What is NPR?
The NPR is a register of usual residents linked with location particulars down to the village level and is updated periodically “to incorporate the changes due to birth, death and migration”.
The next phase was to be simultaneously updated with the 2021 House Listing and Housing Census but has been indefinitely postponed due to the COVID-19 pandemic.
Who is a usual resident?
A usual resident is defined for the purposes of NPR as a person who has resided in a local area for the past 6 months or more or a person who intends to reside in that area for the next 6 months or more.
Framework for traffic management of drones
(GS-II: Government policies and interventions for development in various sectors and issues arising out of their design and implementation)

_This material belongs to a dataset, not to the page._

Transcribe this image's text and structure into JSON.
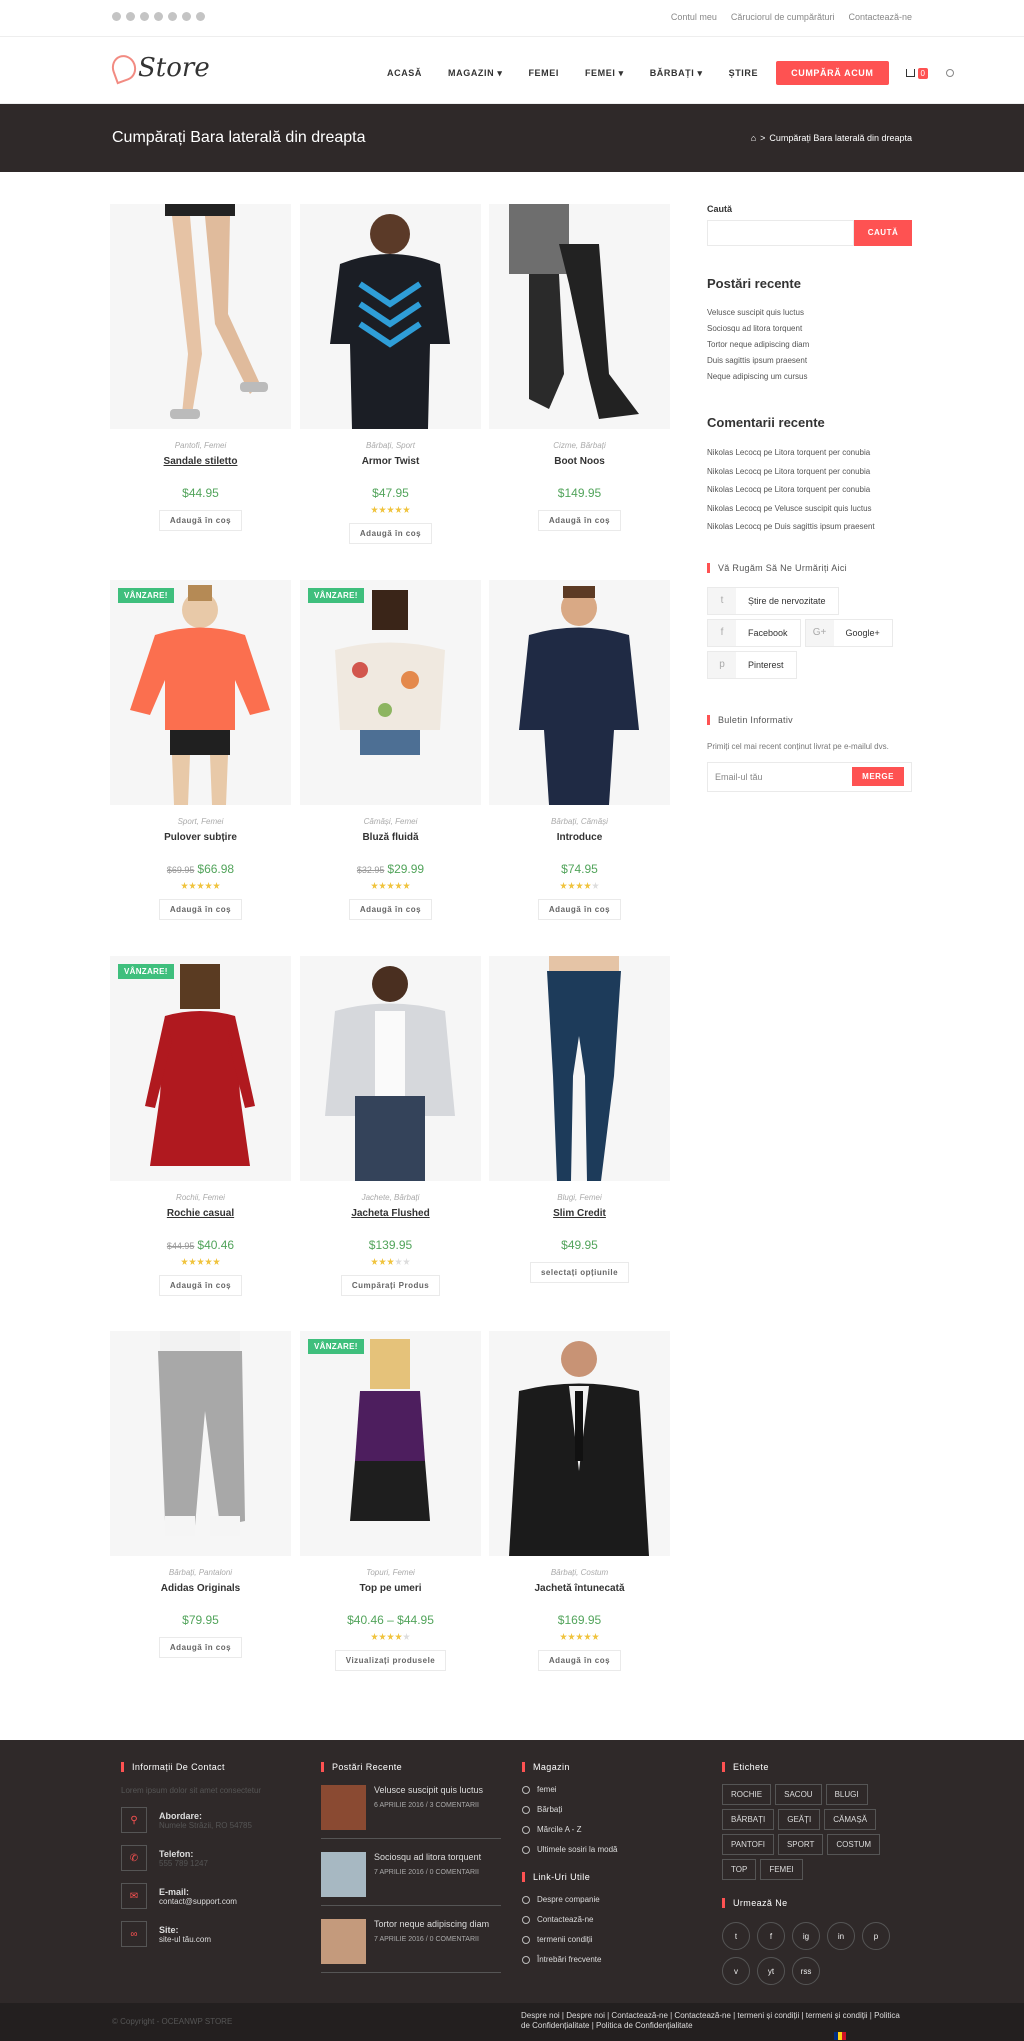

The Civil Aviation Ministry has notified a traffic management framework for drones.
The framework has been issued under the Drone Rules 2021.
Overview of the framework:
Public and private third-party service providers will manage their movement in the airspace under 1,000 feet.
The framework allows third-party service providers to give services such as registration, flight planning, dynamic deconfliction and access to supplementary data like weather, terrain and position of manned aircraft.
Also, a set of supplementary service providers will also be permitted under the framework to provide services such as insurance and data analytics to support the UAS (unmanned aircraft system) Traffic Management (UTM) ecosystem.
All drones (except Nano drones operating in the green zone) shall be required to mandatorily share their real-time location through the network to the Centre either directly or through third-party service providers.
Service providers will be permitted to charge drone operators a service fee and a small portion of it might have to be shared with the Airports Authority of India (AAI), which manages the ATM.
What necessitated a separate framework for drones?
Current air traffic management (ATM) systems have not been designed to handle the traffic from unmanned aircraft.
Also, Integration of unmanned aircraft in the Indian airspace using conventional means may require unmanned aircraft to be equipped with bulky and expensive hardware, which is neither feasible nor advisable.
Moreover, traditional traffic management services provided by ATCs (air traffic controllers) for manned aircraft cannot be scaled for managing drone traffic which is expected to become at least 100 times higher since the traditional ATM is manual and requires human intervention.
Drone management in India:
The Union government had on September 15 approved a production-linked incentive (PLI) scheme for drones and drone components with an allocation of Rs 120 crore spread over three financial years.
The ministry had on August 25 notified the Drone Rules, 2021 that eased the regulation of drone operations in India by reducing the number of forms that need to be filled to operate them from 25 to five and decreasing the types of fees charged from the operator from 72 to four.
Need for stricter rules and regulations:
Recently, Drones were used for the first time to drop explosive devices, triggering blasts inside the Air Force Station’s technical area in Jammu.
Over the past two years, drones have been deployed regularly by Pakistan-based outfits to smuggle arms, ammunition and drugs into Indian territory.
According to government figures, 167 drone sightings were recorded along the border with Pakistan in 2019, and in 2020, there were 77 such sightings.
With the rapid proliferation of drone technology and exponential growth of its global market in recent years, the possibility of a drone attack cannot be ruled out even in the safest cities in the world.
Drones are becoming security threats particularly in conflict zones where non-state actors are active and have easy access to the technology.